[THE INPUT — start]

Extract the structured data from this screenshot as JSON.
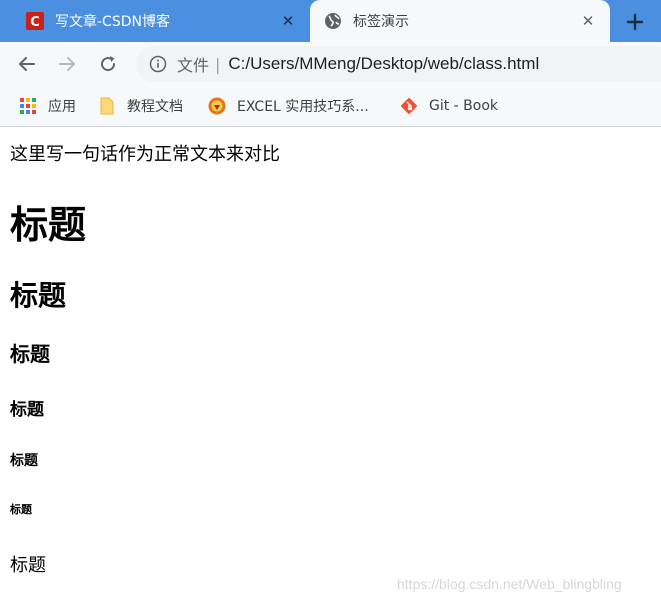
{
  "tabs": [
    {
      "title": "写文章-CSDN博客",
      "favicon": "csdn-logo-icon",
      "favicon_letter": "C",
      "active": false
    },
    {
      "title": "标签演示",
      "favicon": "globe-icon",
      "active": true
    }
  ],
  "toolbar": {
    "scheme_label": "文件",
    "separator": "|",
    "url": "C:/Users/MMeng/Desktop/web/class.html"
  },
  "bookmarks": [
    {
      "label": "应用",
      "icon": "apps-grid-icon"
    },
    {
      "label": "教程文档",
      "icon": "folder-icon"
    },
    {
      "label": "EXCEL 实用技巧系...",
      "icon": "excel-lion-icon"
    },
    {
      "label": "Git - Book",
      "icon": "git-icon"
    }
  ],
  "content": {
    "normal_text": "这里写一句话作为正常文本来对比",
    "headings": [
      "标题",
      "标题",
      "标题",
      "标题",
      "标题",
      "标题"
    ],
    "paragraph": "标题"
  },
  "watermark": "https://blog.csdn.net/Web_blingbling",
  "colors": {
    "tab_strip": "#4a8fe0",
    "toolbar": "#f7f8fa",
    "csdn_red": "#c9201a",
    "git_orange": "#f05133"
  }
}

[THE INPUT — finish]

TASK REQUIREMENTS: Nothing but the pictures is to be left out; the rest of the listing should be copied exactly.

YOUR SOLUTION:
Extract the structured data from this screenshot as JSON.
{
  "tabs": [
    {
      "title": "写文章-CSDN博客",
      "favicon": "csdn-logo-icon",
      "favicon_letter": "C",
      "active": false
    },
    {
      "title": "标签演示",
      "favicon": "globe-icon",
      "active": true
    }
  ],
  "toolbar": {
    "scheme_label": "文件",
    "separator": "|",
    "url": "C:/Users/MMeng/Desktop/web/class.html"
  },
  "bookmarks": [
    {
      "label": "应用",
      "icon": "apps-grid-icon"
    },
    {
      "label": "教程文档",
      "icon": "folder-icon"
    },
    {
      "label": "EXCEL 实用技巧系...",
      "icon": "excel-lion-icon"
    },
    {
      "label": "Git - Book",
      "icon": "git-icon"
    }
  ],
  "content": {
    "normal_text": "这里写一句话作为正常文本来对比",
    "headings": [
      "标题",
      "标题",
      "标题",
      "标题",
      "标题",
      "标题"
    ],
    "paragraph": "标题"
  },
  "watermark": "https://blog.csdn.net/Web_blingbling",
  "colors": {
    "tab_strip": "#4a8fe0",
    "toolbar": "#f7f8fa",
    "csdn_red": "#c9201a",
    "git_orange": "#f05133"
  }
}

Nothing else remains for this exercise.